Concerning videos and other materials brought into the classroom an instructor has need to watch or read them first to make sure the content of the work is age appropriate for their learners. Since our class is tenth grade all materials and sites are relevant to the context of the prompts and are made age appropriate by making mandatory sites available through research beforehand and adding those sites to the prompt also give a wealth of information to the student. Consequently, as a teacher without the foresight that YouTube can also be filled with racism and hateful remarks young researchers and learners can become discouraged.
Therefore, keyword searches may be discouraged in the classroom for these prompts which is a disadvantage. Hence, questions are to be considered when video is integrated into lesson planning. According to the Sociological Cinema (2012), teacher should determine relevance, and ask does the material advance learning? Does the material illustrate or amplify? There is also need to evaluate it, according to author, that is, does it meet student, university, or community standards? Is it offensive? Is it disparaging? Is the material disturbing? (Sociological Cinema, 2012).
Other important needs to address when incorporating video in the lesson are venue, video time, and how to test on the subject of watched outside of the classroom.
Other challenges of integrating technology in the learning environment
It may seem less of a challenge to design and or implement a technology based lesson if one is a per subject teacher [i.e, history teacher], but what about the homeschool parent as teacher, or homeschool teachers who instruct on every topic? Will parents have a greater chance of integrating technology into their lessons if they use it? Yes, they will but parents need to learn the what, when, how and why of technology and then move on to the integration more so than the teachers in a public school classroom. Hence, there remains a challenge of teaching out of ignorance. It is the case, that there are still homes that are not technology literate other than using the phone to talk.
The goal then is to use technology at home as a teaching, and learning tool and if one teaches elsewhere then they too are more likely to integrate that literacy of technology. In an Edutopia (2009) article, Technology Integration begins at home the author wrote:
At home — that’s my answer. You see, I think many educators are more apt to carry technology use over from their personal lives into their professional ones than to take it on as a new part of their job. A teacher who uses a digital camera to share images of a home remodel as email attachments with her grown children has begun to understand the power of digital communication in a personal way. A teacher who uses online resources to plan a trip has begun to understand the power of the Web in answering any question one is curious enough about to ask. Once they experience the power and ease of current digital photography or Web-based research in their personal lives, the stage is set for helping them bring technology into their classroom teaching (Edutopia, 2009, para.4)
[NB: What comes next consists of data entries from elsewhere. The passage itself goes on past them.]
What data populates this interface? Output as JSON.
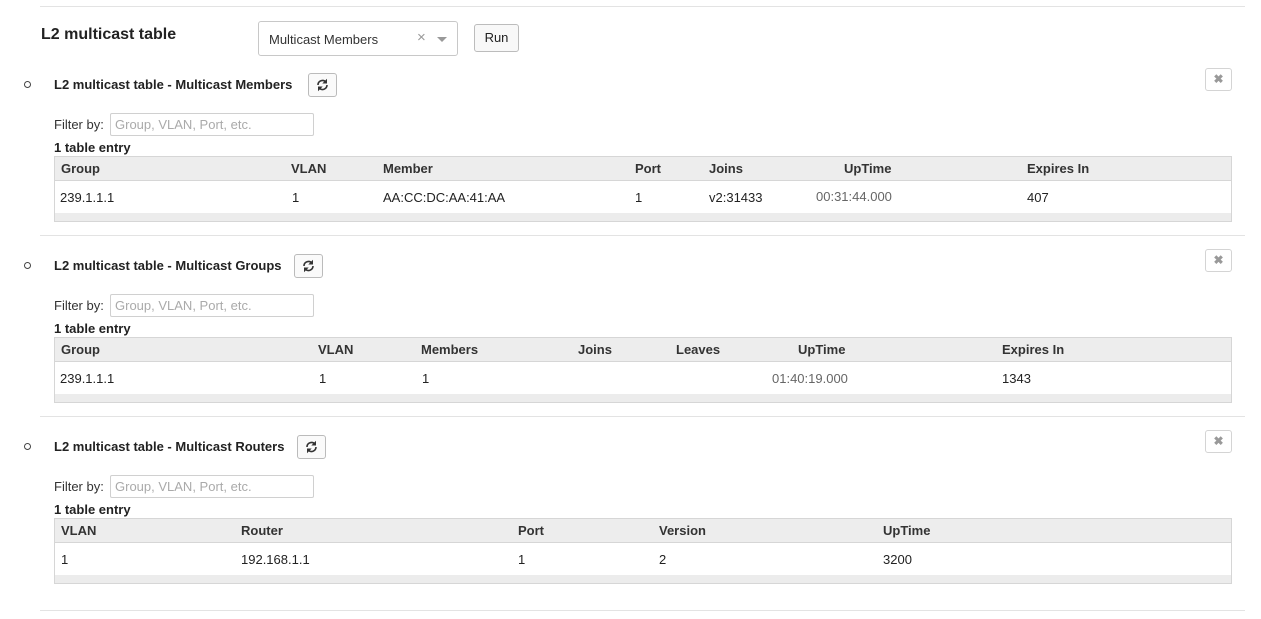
{
  "header": {
    "title": "L2 multicast table",
    "select_value": "Multicast Members",
    "clear_glyph": "×",
    "run_label": "Run"
  },
  "icons": {
    "refresh": "refresh-icon",
    "close": "close-icon",
    "clear": "clear-icon",
    "chevron": "chevron-down-icon"
  },
  "filter_label": "Filter by:",
  "filter_placeholder": "Group, VLAN, Port, etc.",
  "close_glyph": "✖",
  "members": {
    "title": "L2 multicast table - Multicast Members",
    "count": "1 table entry",
    "columns": [
      "Group",
      "VLAN",
      "Member",
      "Port",
      "Joins",
      "UpTime",
      "Expires In"
    ],
    "rows": [
      [
        "239.1.1.1",
        "1",
        "AA:CC:DC:AA:41:AA",
        "1",
        "v2:31433",
        "00:31:44.000",
        "407"
      ]
    ]
  },
  "groups": {
    "title": "L2 multicast table - Multicast Groups",
    "count": "1 table entry",
    "columns": [
      "Group",
      "VLAN",
      "Members",
      "Joins",
      "Leaves",
      "UpTime",
      "Expires In"
    ],
    "rows": [
      [
        "239.1.1.1",
        "1",
        "1",
        "",
        "",
        "01:40:19.000",
        "1343"
      ]
    ]
  },
  "routers": {
    "title": "L2 multicast table - Multicast Routers",
    "count": "1 table entry",
    "columns": [
      "VLAN",
      "Router",
      "Port",
      "Version",
      "UpTime"
    ],
    "rows": [
      [
        "1",
        "192.168.1.1",
        "1",
        "2",
        "3200"
      ]
    ]
  }
}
The integration or use of the internet in the classroom promotes literacy of research, use of browsers and URL’s while invoking critical and logical thinking among all personalities of learners. The use of mind mapping tools allows students to access subjects and or concepts through step by step capabilities, and allow additional material and thought to be added born from that. The use of PowerPoint or presentations through technology in the classroom promote fun, engagement, and graphics to what could originally be a bland topic; and allow, freedom of expression which can help educators to see what the student knows. The use of internet video as a technology in the classroom can be used to introduce subject content, and thus, eliminate boring or uninteresting lectures.
Related Articles & Suggested Readings
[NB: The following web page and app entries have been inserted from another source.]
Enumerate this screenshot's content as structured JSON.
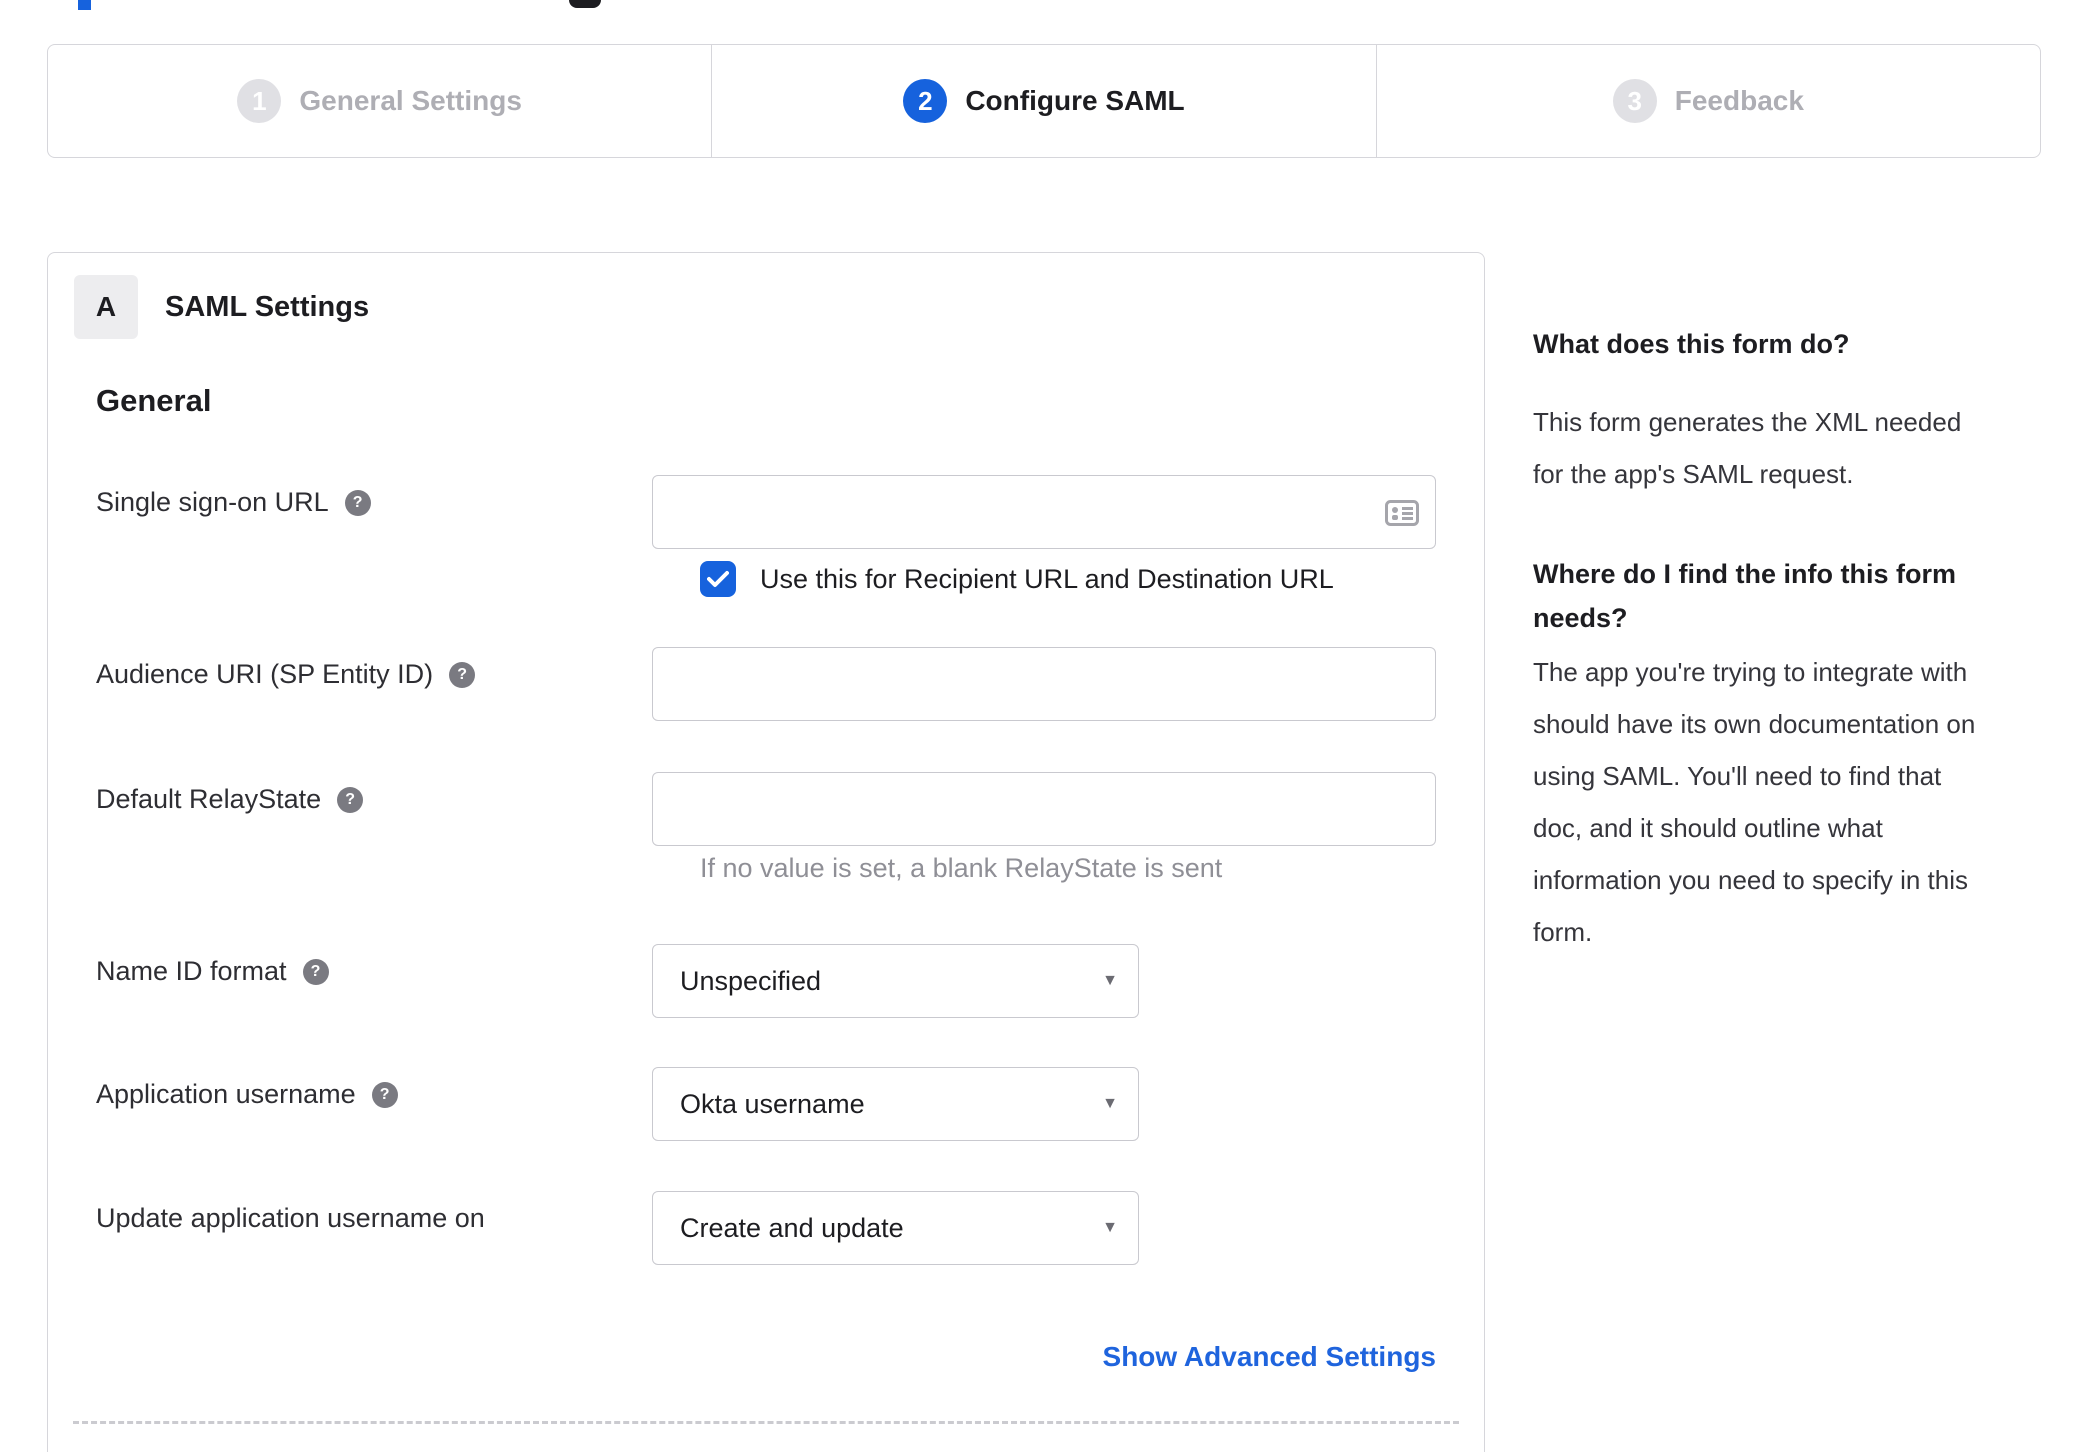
{
  "colors": {
    "accent": "#1662dd",
    "link": "#1f64dd",
    "inactive_gray": "#aeaeb4"
  },
  "icons": {
    "help": "?",
    "dropdown": "▼",
    "sso_field": "contact-card",
    "checkbox_check": "check"
  },
  "stepper": {
    "steps": [
      {
        "num": "1",
        "label": "General Settings",
        "state": "inactive"
      },
      {
        "num": "2",
        "label": "Configure SAML",
        "state": "active"
      },
      {
        "num": "3",
        "label": "Feedback",
        "state": "inactive"
      }
    ]
  },
  "panel": {
    "badge": "A",
    "title": "SAML Settings",
    "section": "General",
    "rows": {
      "sso": {
        "label": "Single sign-on URL",
        "value": "",
        "checkbox_checked": true,
        "checkbox_label": "Use this for Recipient URL and Destination URL"
      },
      "audience": {
        "label": "Audience URI (SP Entity ID)",
        "value": ""
      },
      "relay": {
        "label": "Default RelayState",
        "value": "",
        "hint": "If no value is set, a blank RelayState is sent"
      },
      "nameid": {
        "label": "Name ID format",
        "value": "Unspecified"
      },
      "appuser": {
        "label": "Application username",
        "value": "Okta username"
      },
      "updateuser": {
        "label": "Update application username on",
        "value": "Create and update"
      }
    },
    "advanced_link": "Show Advanced Settings"
  },
  "sidebar": {
    "s1_heading": "What does this form do?",
    "s1_body_lines": [
      "This form generates the XML needed",
      "for the app's SAML request."
    ],
    "s2_heading_lines": [
      "Where do I find the info this form",
      "needs?"
    ],
    "s2_body_lines": [
      "The app you're trying to integrate with",
      "should have its own documentation on",
      "using SAML. You'll need to find that",
      "doc, and it should outline what",
      "information you need to specify in this",
      "form."
    ]
  }
}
United Nations Educations, Scientific and Cultural Organization
Technology Integration Begins at Home
Harnack, A & Kleppinger, E., (1997). Online! A Reference Guide to Using Internet Sources. St. Martin’s Press, Inc. New York, NY. ISBN: 0-312-15023
Lever-Duffy, J. & McDonald, J. B. (2015). Teaching and learning with technology (5th ed.). Upper Saddle River, NJ: Pearson Education
What is Mind Mapping? (and How to Get Started Immediately)
The Arab Muslim Slave Trade of Africans
The African Slave Trade and the Middle Passage
Organization of the Slave Trade
The Transatlantic Slave Trade Database
PowerPoint in the Classroom
Best Practices for Using Video in the Classroom
Effective Use of PowerPoint
Islam: Empire of Faith [Documentary]
Creating Mind Maps from Google Docs